==== Source material

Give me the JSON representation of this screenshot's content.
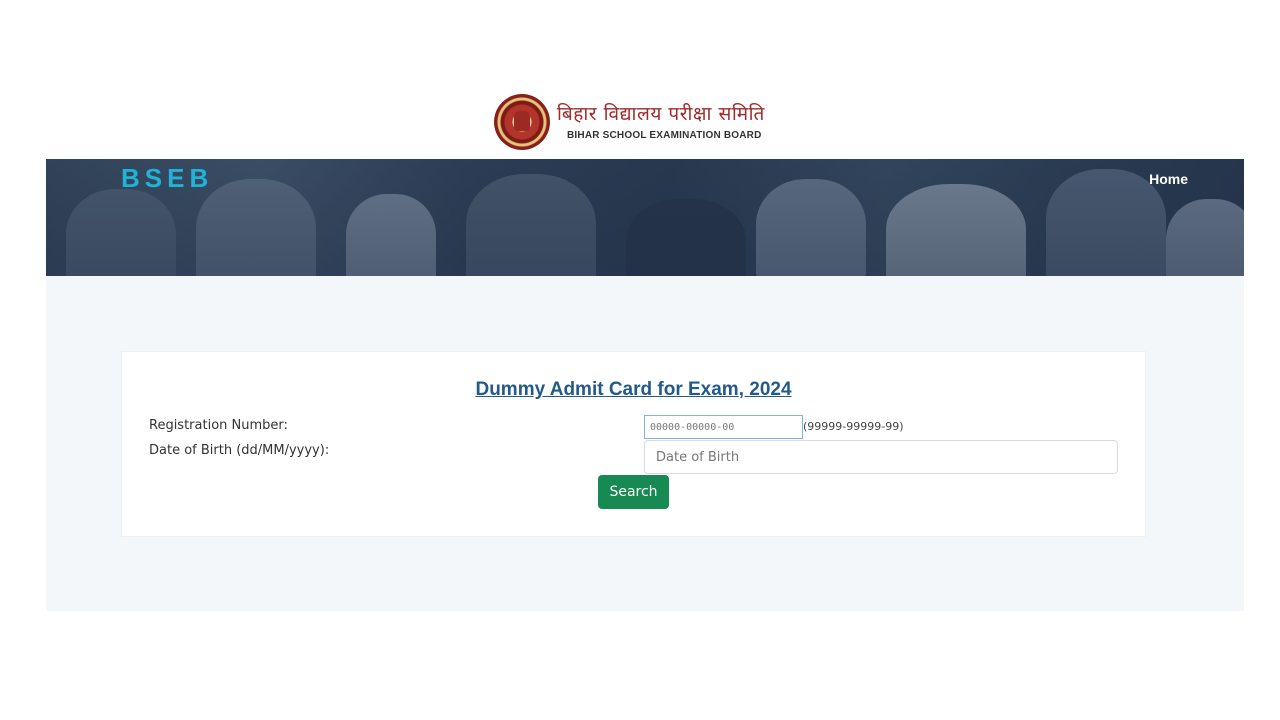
{
  "header": {
    "org_hindi": "बिहार विद्यालय परीक्षा समिति",
    "org_english": "BIHAR SCHOOL EXAMINATION BOARD"
  },
  "navbar": {
    "brand": "BSEB",
    "home_label": "Home"
  },
  "form": {
    "title": "Dummy Admit Card for Exam, 2024",
    "registration": {
      "label": "Registration Number:",
      "placeholder": "00000-00000-00",
      "format_hint": "(99999-99999-99)"
    },
    "dob": {
      "label": "Date of Birth (dd/MM/yyyy):",
      "placeholder": "Date of Birth"
    },
    "search_label": "Search"
  },
  "colors": {
    "brand_text": "#1fb3d8",
    "title_link": "#235a8a",
    "search_button": "#168a52",
    "hindi_title": "#a22a2a"
  }
}
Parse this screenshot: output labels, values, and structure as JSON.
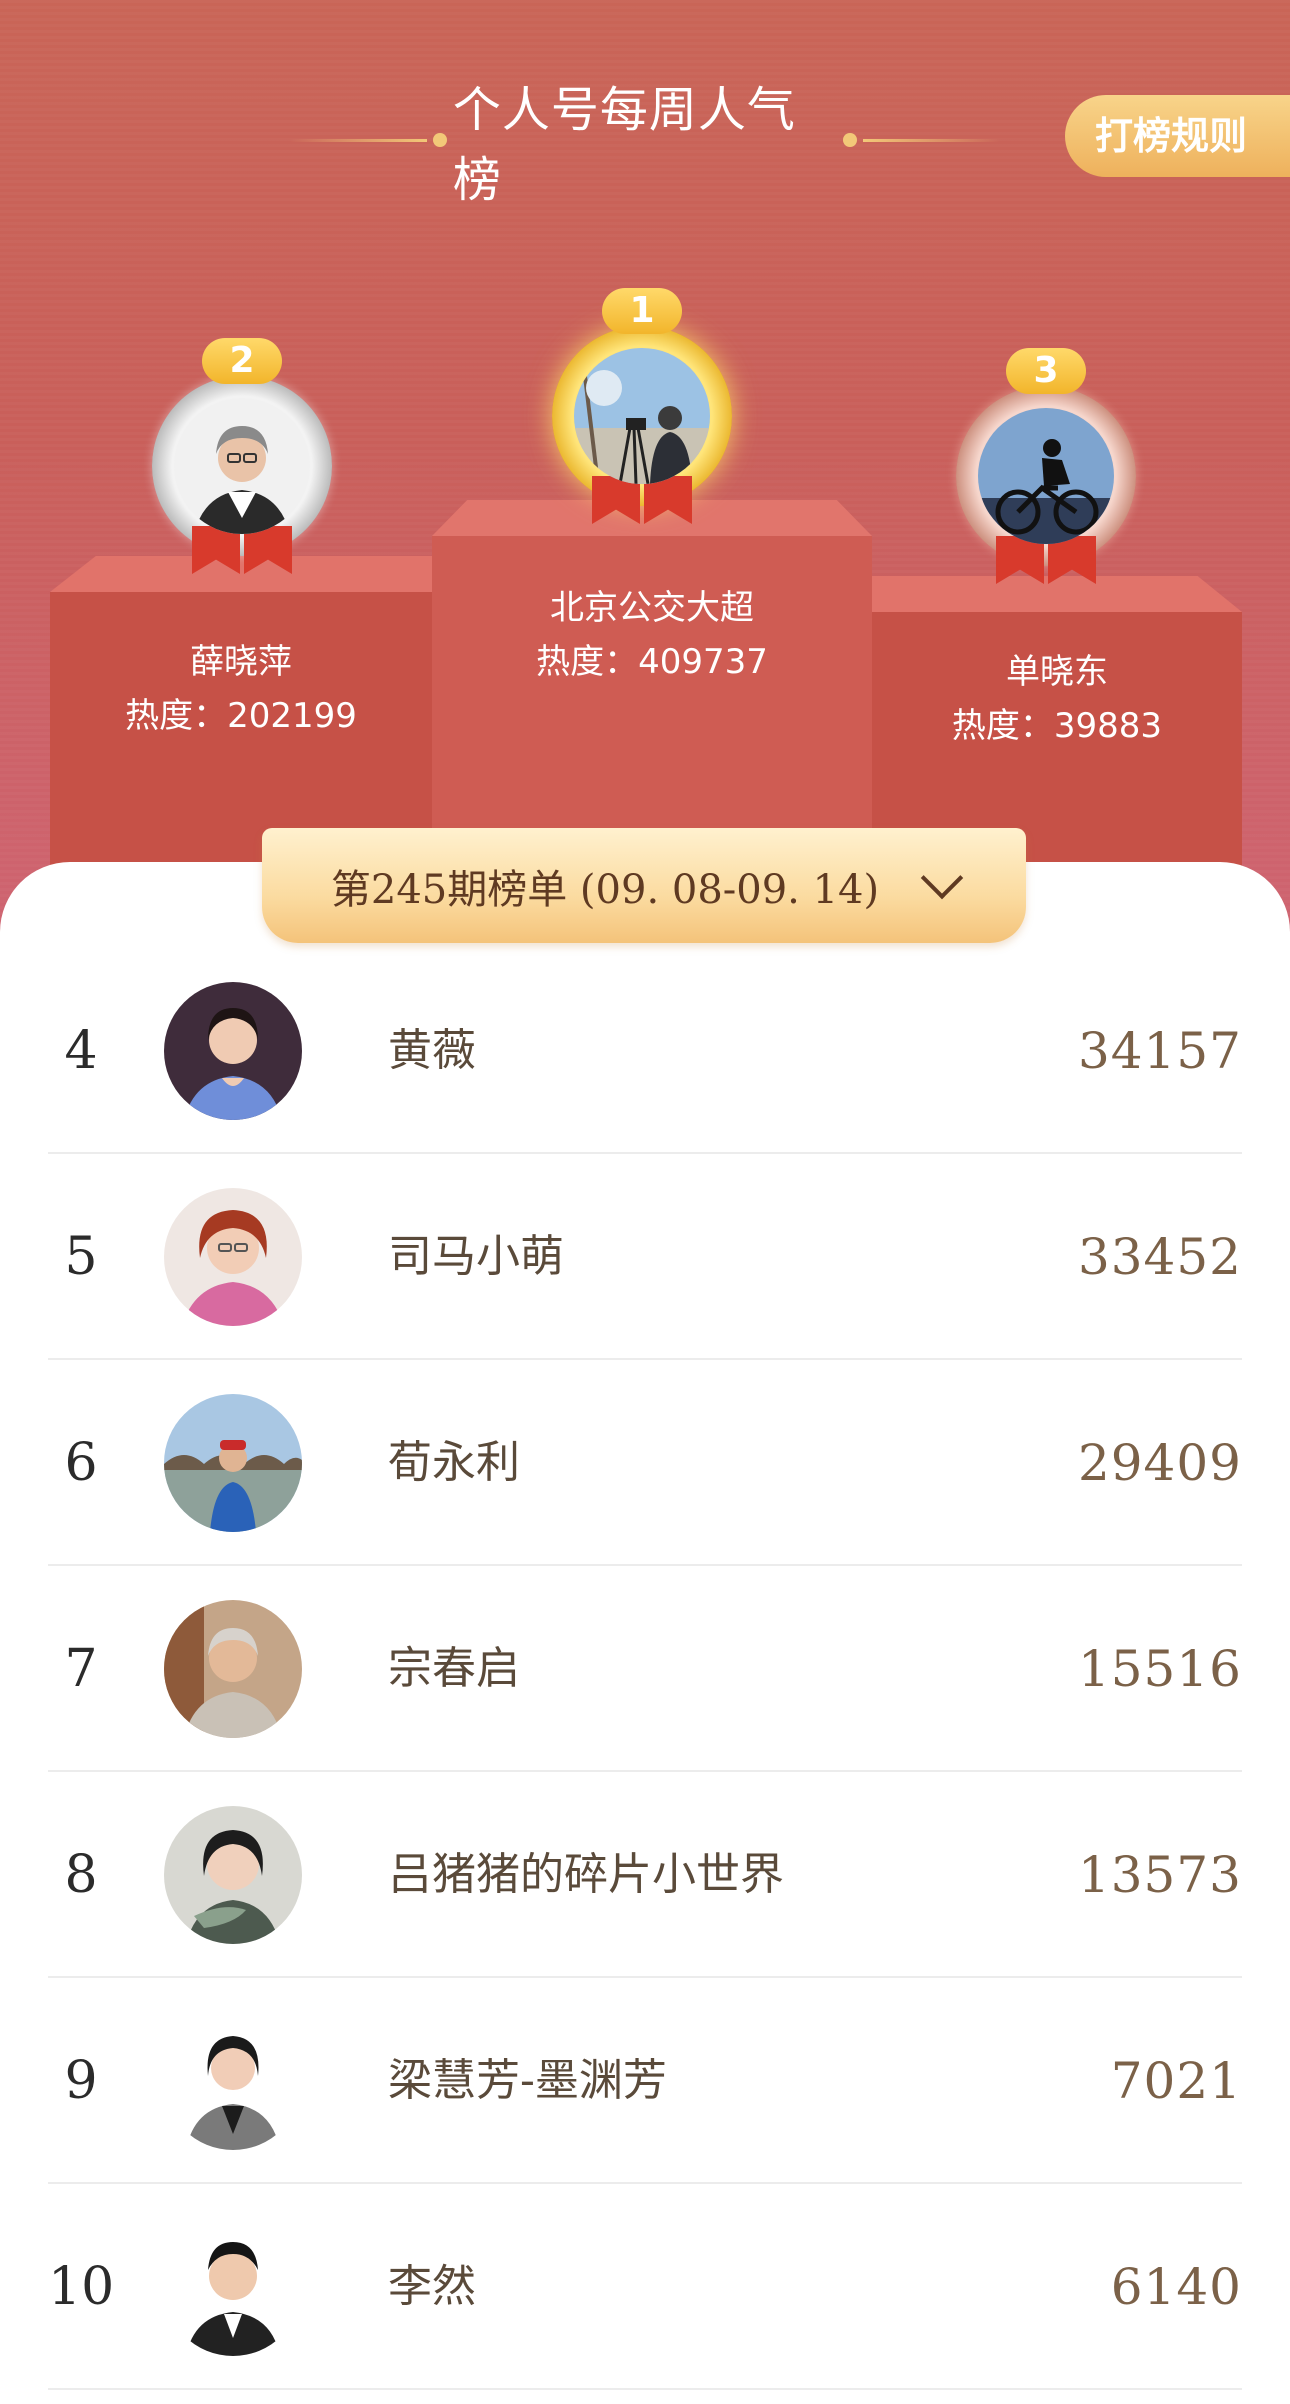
{
  "header": {
    "title": "个人号每周人气榜",
    "rules_button": "打榜规则"
  },
  "podium": [
    {
      "rank": "1",
      "name": "北京公交大超",
      "heat_label": "热度：",
      "heat_value": "409737",
      "avatar_icon": "photographer-avatar"
    },
    {
      "rank": "2",
      "name": "薛晓萍",
      "heat_label": "热度：",
      "heat_value": "202199",
      "avatar_icon": "woman-avatar"
    },
    {
      "rank": "3",
      "name": "单晓东",
      "heat_label": "热度：",
      "heat_value": "39883",
      "avatar_icon": "cyclist-avatar"
    }
  ],
  "period": {
    "label": "第245期榜单 (09. 08-09. 14)"
  },
  "list": [
    {
      "rank": "4",
      "name": "黄薇",
      "score": "34157"
    },
    {
      "rank": "5",
      "name": "司马小萌",
      "score": "33452"
    },
    {
      "rank": "6",
      "name": "荀永利",
      "score": "29409"
    },
    {
      "rank": "7",
      "name": "宗春启",
      "score": "15516"
    },
    {
      "rank": "8",
      "name": "吕猪猪的碎片小世界",
      "score": "13573"
    },
    {
      "rank": "9",
      "name": "梁慧芳-墨渊芳",
      "score": "7021"
    },
    {
      "rank": "10",
      "name": "李然",
      "score": "6140"
    }
  ],
  "colors": {
    "hero_bg": "#c96557",
    "podium_face": "#c65147",
    "gold": "#f2c878",
    "list_text": "#5a4a3a",
    "score_text": "#7b6148"
  }
}
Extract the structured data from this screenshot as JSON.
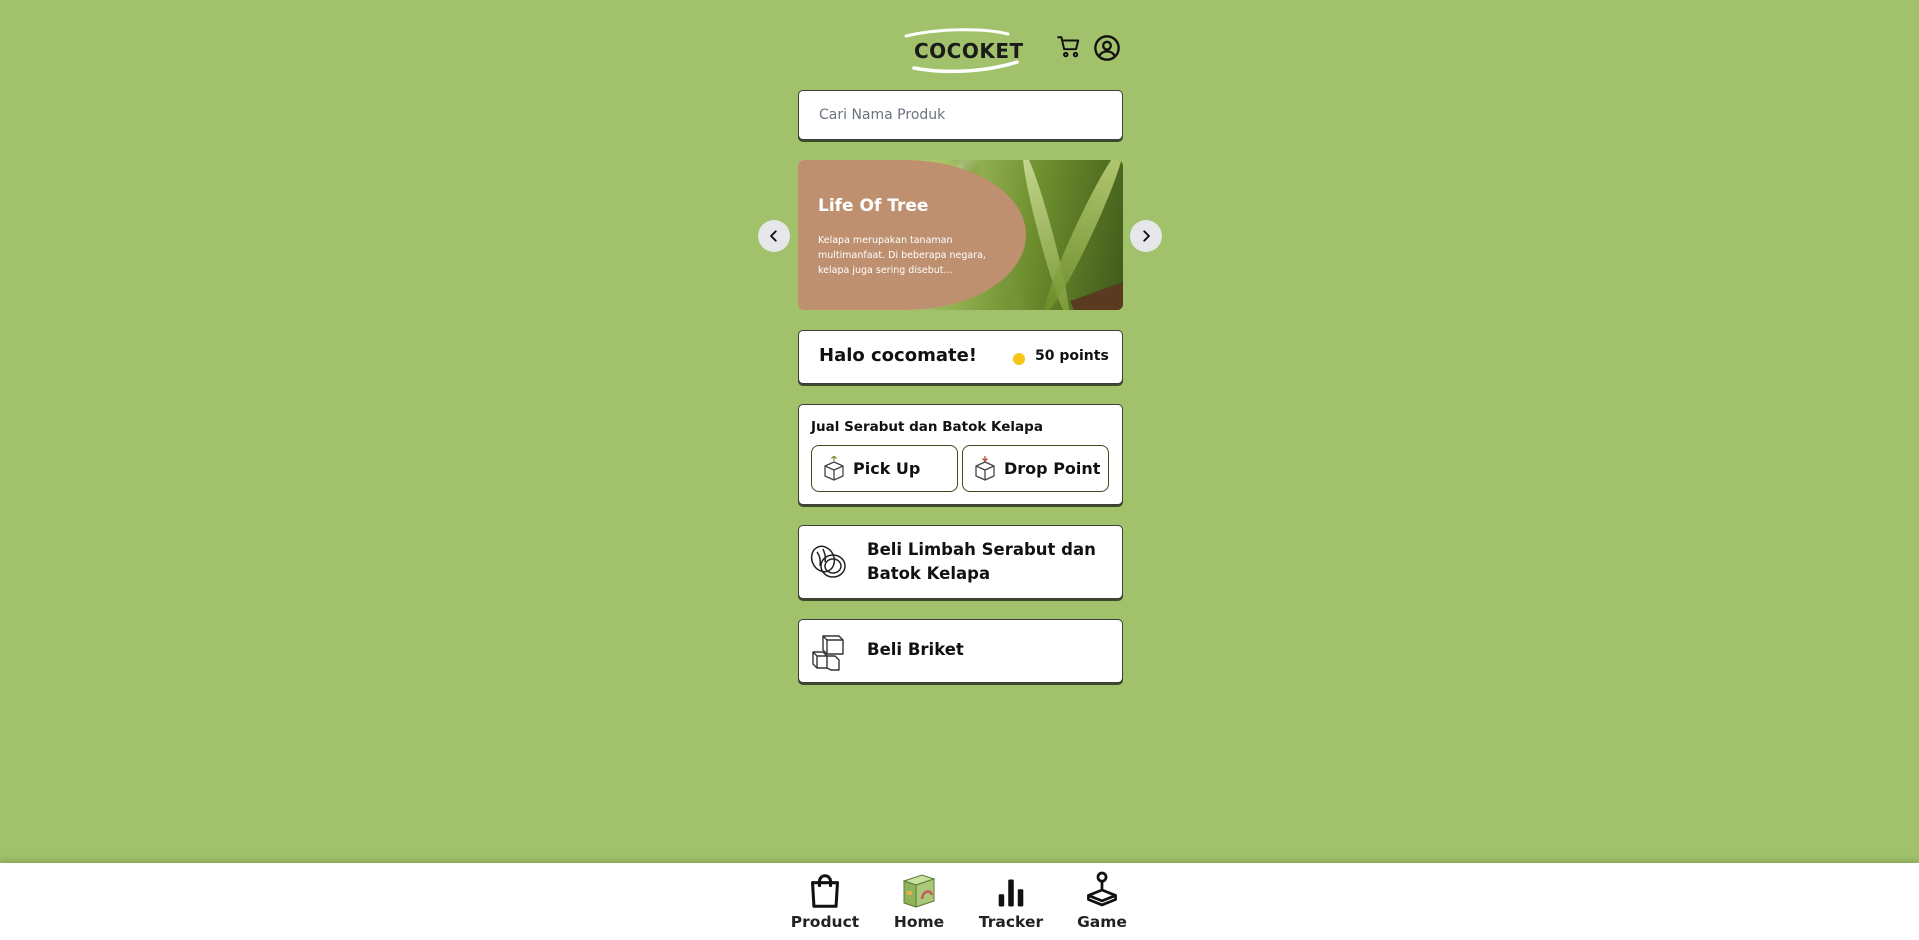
{
  "header": {
    "logo_text": "COCOKET",
    "icons": [
      "cart-icon",
      "user-account-icon"
    ]
  },
  "search": {
    "placeholder": "Cari Nama Produk"
  },
  "carousel": {
    "title": "Life Of Tree",
    "description": "Kelapa merupakan tanaman multimanfaat. Di beberapa negara, kelapa juga sering disebut...",
    "panel_color": "#bf9070"
  },
  "greeting": {
    "text": "Halo cocomate!",
    "points": "50 points",
    "coin_color": "#f5c518"
  },
  "sell": {
    "title": "Jual Serabut dan Batok Kelapa",
    "options": [
      {
        "label": "Pick Up",
        "icon": "box-pickup-icon"
      },
      {
        "label": "Drop Point",
        "icon": "box-drop-icon"
      }
    ]
  },
  "buy": [
    {
      "label": "Beli Limbah Serabut dan Batok Kelapa",
      "icon": "coconut-icon"
    },
    {
      "label": "Beli Briket",
      "icon": "briquette-icon"
    }
  ],
  "bottom_nav": [
    {
      "label": "Product",
      "icon": "shopping-bag-icon"
    },
    {
      "label": "Home",
      "icon": "home-box-icon"
    },
    {
      "label": "Tracker",
      "icon": "bar-chart-icon"
    },
    {
      "label": "Game",
      "icon": "joystick-icon"
    }
  ],
  "colors": {
    "background": "#a1c26b",
    "card": "#ffffff",
    "border": "#3d3d3d"
  }
}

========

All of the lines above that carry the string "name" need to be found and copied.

      "name": "北京公交大超",
      "name": "薛晓萍",
      "name": "单晓东",
      "name": "黄薇",
      "name": "司马小萌",
      "name": "荀永利",
      "name": "宗春启",
      "name": "吕猪猪的碎片小世界",
      "name": "梁慧芳-墨渊芳",
      "name": "李然",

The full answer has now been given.